■ Data for this exercise:
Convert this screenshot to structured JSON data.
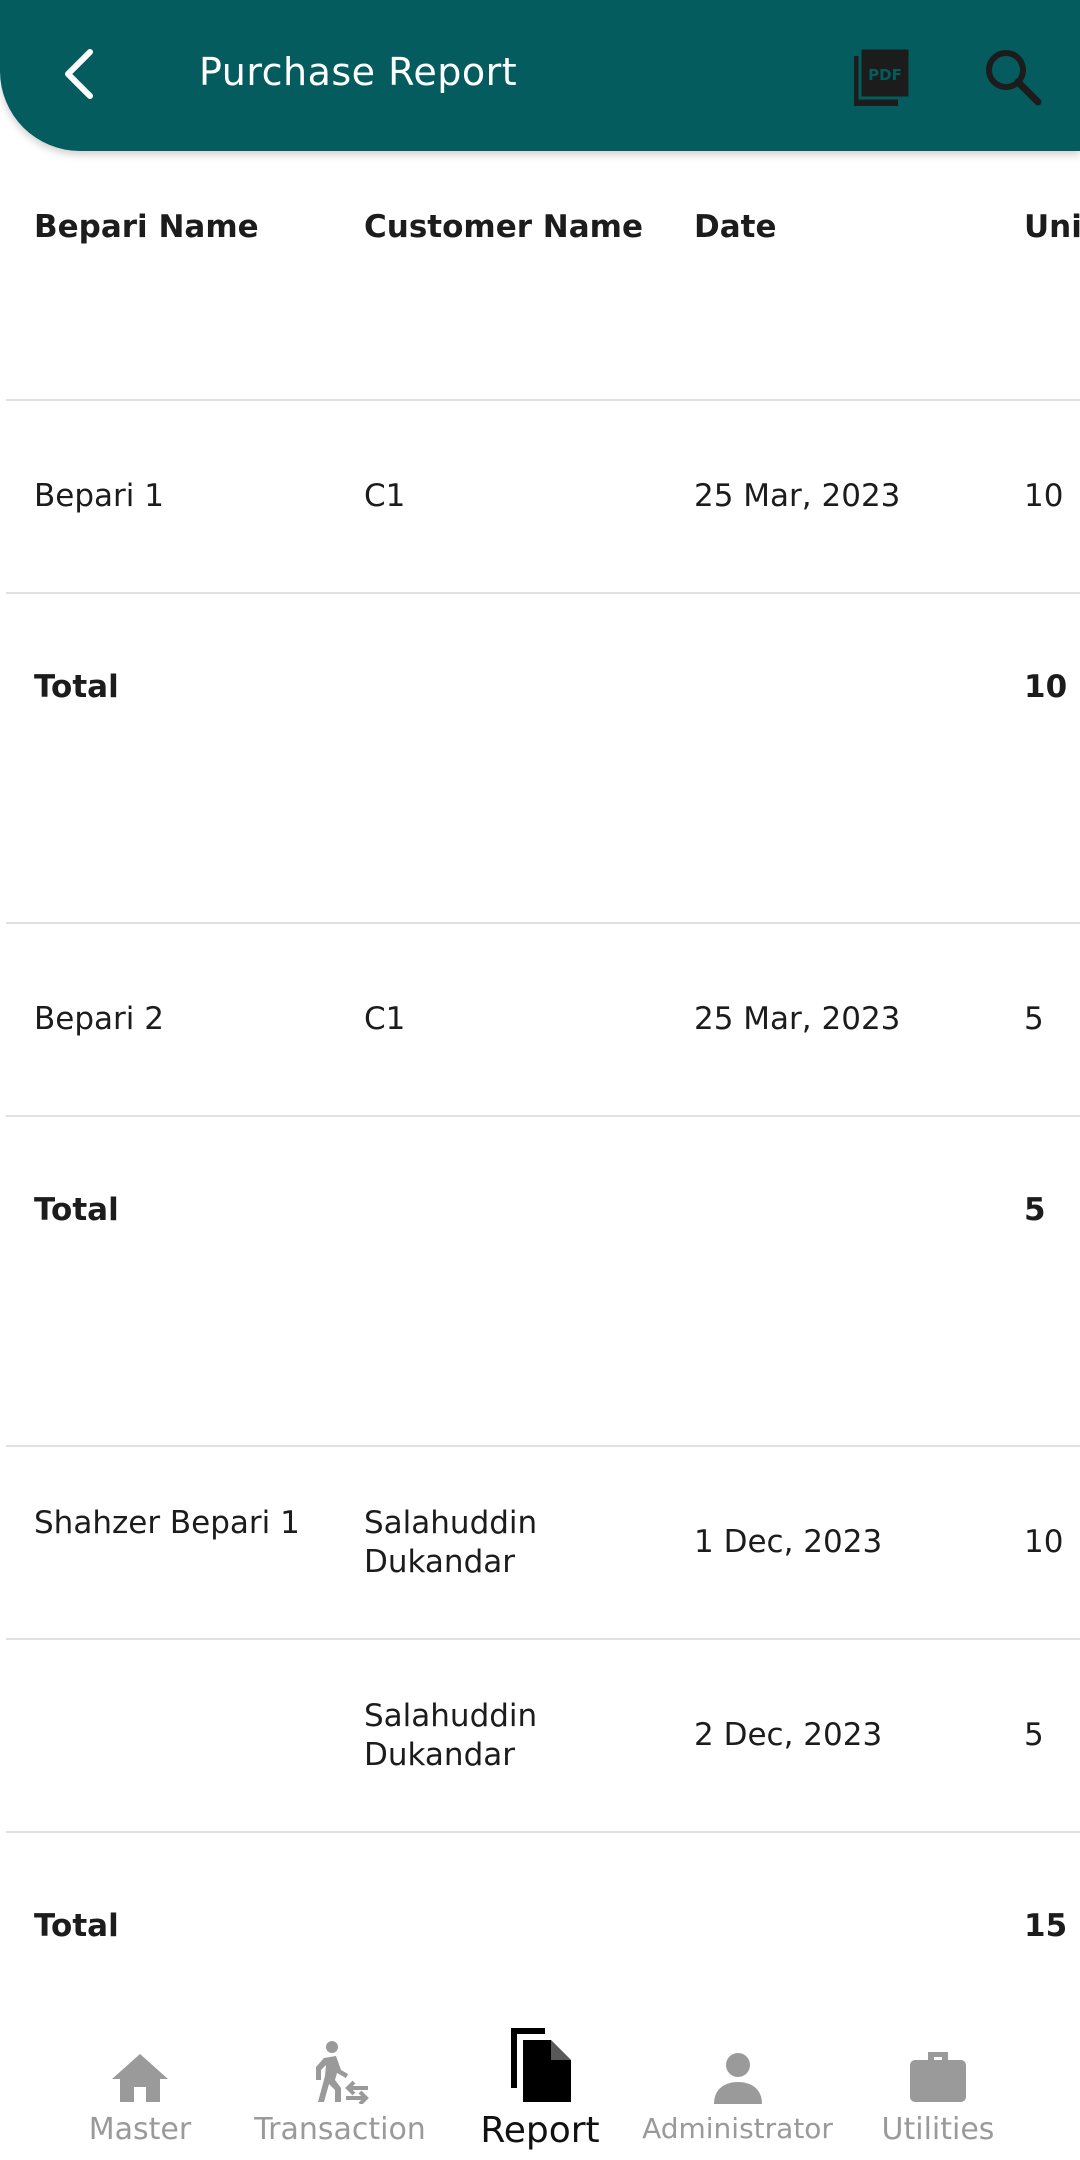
{
  "appbar": {
    "title": "Purchase Report",
    "back_icon": "back-arrow-icon",
    "pdf_icon": "pdf-icon",
    "search_icon": "search-icon",
    "color": "#045c5f"
  },
  "table": {
    "headers": [
      "Bepari Name",
      "Customer Name",
      "Date",
      "Uni"
    ],
    "rows": [
      {
        "bepari": "Bepari 1",
        "customer": "C1",
        "date": "25 Mar, 2023",
        "units": "10"
      },
      {
        "total_label": "Total",
        "total": "10"
      },
      {
        "bepari": "Bepari 2",
        "customer": "C1",
        "date": "25 Mar, 2023",
        "units": "5"
      },
      {
        "total_label": "Total",
        "total": "5"
      },
      {
        "bepari": "Shahzer Bepari 1",
        "customer": "Salahuddin Dukandar",
        "date": "1 Dec, 2023",
        "units": "10"
      },
      {
        "bepari": "",
        "customer": "Salahuddin Dukandar",
        "date": "2 Dec, 2023",
        "units": "5"
      },
      {
        "total_label": "Total",
        "total": "15"
      }
    ]
  },
  "bottom_nav": {
    "items": [
      {
        "label": "Master",
        "icon": "home-icon"
      },
      {
        "label": "Transaction",
        "icon": "transaction-icon"
      },
      {
        "label": "Report",
        "icon": "report-icon",
        "active": true
      },
      {
        "label": "Administrator",
        "icon": "person-icon"
      },
      {
        "label": "Utilities",
        "icon": "briefcase-icon"
      }
    ]
  }
}
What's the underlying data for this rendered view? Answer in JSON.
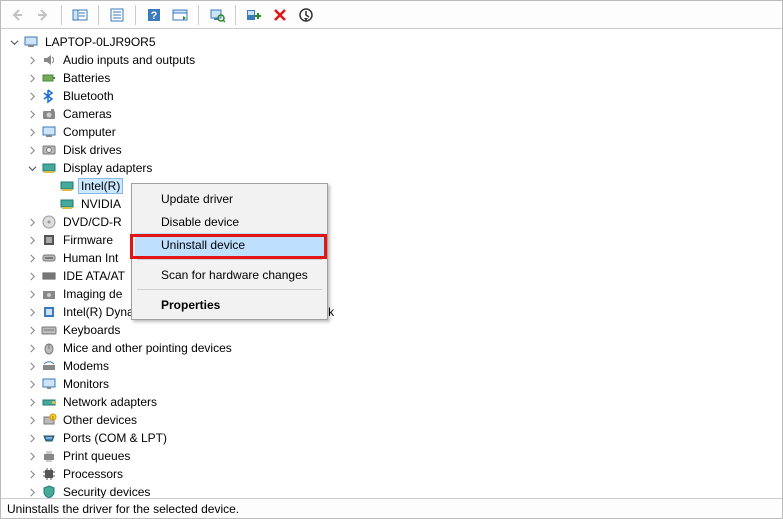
{
  "root": {
    "label": "LAPTOP-0LJR9OR5"
  },
  "categories": [
    {
      "label": "Audio inputs and outputs",
      "expanded": false
    },
    {
      "label": "Batteries",
      "expanded": false
    },
    {
      "label": "Bluetooth",
      "expanded": false
    },
    {
      "label": "Cameras",
      "expanded": false
    },
    {
      "label": "Computer",
      "expanded": false
    },
    {
      "label": "Disk drives",
      "expanded": false
    },
    {
      "label": "Display adapters",
      "expanded": true
    },
    {
      "label": "DVD/CD-R",
      "expanded": false
    },
    {
      "label": "Firmware",
      "expanded": false
    },
    {
      "label": "Human Int",
      "expanded": false
    },
    {
      "label": "IDE ATA/AT",
      "expanded": false
    },
    {
      "label": "Imaging de",
      "expanded": false
    },
    {
      "label": "Intel(R) Dynamic Platform and Thermal Framework",
      "expanded": false
    },
    {
      "label": "Keyboards",
      "expanded": false
    },
    {
      "label": "Mice and other pointing devices",
      "expanded": false
    },
    {
      "label": "Modems",
      "expanded": false
    },
    {
      "label": "Monitors",
      "expanded": false
    },
    {
      "label": "Network adapters",
      "expanded": false
    },
    {
      "label": "Other devices",
      "expanded": false
    },
    {
      "label": "Ports (COM & LPT)",
      "expanded": false
    },
    {
      "label": "Print queues",
      "expanded": false
    },
    {
      "label": "Processors",
      "expanded": false
    },
    {
      "label": "Security devices",
      "expanded": false
    }
  ],
  "display_children": [
    {
      "label": "Intel(R)",
      "selected": true
    },
    {
      "label": "NVIDIA",
      "selected": false
    }
  ],
  "context_menu": {
    "items": [
      {
        "label": "Update driver"
      },
      {
        "label": "Disable device"
      },
      {
        "label": "Uninstall device",
        "hover": true,
        "highlighted": true
      },
      {
        "sep": true
      },
      {
        "label": "Scan for hardware changes"
      },
      {
        "sep": true
      },
      {
        "label": "Properties",
        "bold": true
      }
    ]
  },
  "statusbar": {
    "text": "Uninstalls the driver for the selected device."
  }
}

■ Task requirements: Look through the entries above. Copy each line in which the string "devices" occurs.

■ Output:
      "label": "Mice and other pointing devices",
      "label": "Other devices",
      "label": "Security devices",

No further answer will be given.